Elinor Sutherland was born in Jersey, at No. 1 St Saviour’s Road. After a terrible childhood shipwreck, she dreamed of escape. She succeeded. As Elinor Glyn, her romantic novels would eventually sell by the million and make her an Edwardian household name. When she moved to California in 1920, she became friends with Charlie Chaplin and invented the concept of the “It Girl”. Her motion pictures struck gold at the box office, and at the brief pinnacle of her success, Elinor Glyn helped to define the legend of Hollywood’s Golden Age.
In the very beginning in California, there was only dust. Beverly Hills had the ambience of “an abandoned real estate development”, recalled Charlie Chaplin in his autobiography. “Sidewalks ran along and disappeared into open fields”. California was a “a paradise of sunshine, orange groves, vineyards and palm-trees, stretching along the Pacific coast for a thousand miles”. America’s great trek west, the Manifest Destiny that had guided the nation for decades, had at last reached its final frontier.
First men came west for God, then for gold. Now a new breed of technical pioneers colonised the Promised Land, in search of the aura of pure clear light. Farms became studios. The merciless Californian sun proved the ideal medium for the magicians to conjure up their ghostly moving pictures on magic lanterns. An obscure and ramshackle country roadhouse, the Hollywood Hotel, suddenly became deluged with celebrities.
The allure of the West Coast sucked in a swarm of writers and swindlers, moneymen and showgirls, tycoons on the make. This was a gold rush as fatal and alluring as the mad old days of 1849; the spell of California promising the bounty of untold wealth to the ferociously ambitious with nothing to lose but their souls. For a very few, the dream came true.
This was the world that Elinor Glyn would rule like a dowager empress.
“Her British dignity was devastating”, recalled Gloria Swanson.“Her hair was the colour of red ink, and she wore it wrapped around her head like an elaborate turban. She was something from another world”.

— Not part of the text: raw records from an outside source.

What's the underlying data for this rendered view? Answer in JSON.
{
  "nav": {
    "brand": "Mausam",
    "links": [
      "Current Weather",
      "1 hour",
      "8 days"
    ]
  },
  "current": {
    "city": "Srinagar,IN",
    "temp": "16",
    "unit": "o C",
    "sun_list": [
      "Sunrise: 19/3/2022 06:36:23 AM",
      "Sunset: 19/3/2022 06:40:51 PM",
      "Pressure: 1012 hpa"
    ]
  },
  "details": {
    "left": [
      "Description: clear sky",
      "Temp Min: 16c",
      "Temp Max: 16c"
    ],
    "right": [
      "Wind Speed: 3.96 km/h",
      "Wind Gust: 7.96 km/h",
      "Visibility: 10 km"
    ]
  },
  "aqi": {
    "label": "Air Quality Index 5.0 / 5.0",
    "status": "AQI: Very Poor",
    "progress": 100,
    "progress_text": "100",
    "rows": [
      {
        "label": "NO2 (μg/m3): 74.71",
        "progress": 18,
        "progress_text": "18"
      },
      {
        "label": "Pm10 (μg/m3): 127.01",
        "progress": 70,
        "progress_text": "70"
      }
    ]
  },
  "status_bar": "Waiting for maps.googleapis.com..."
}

At Jersey Library on Saturday January 20th, Paul Darroch, author of Jersey: The Hidden Histories, will be telling her story.
(c) Paul Darroch 2018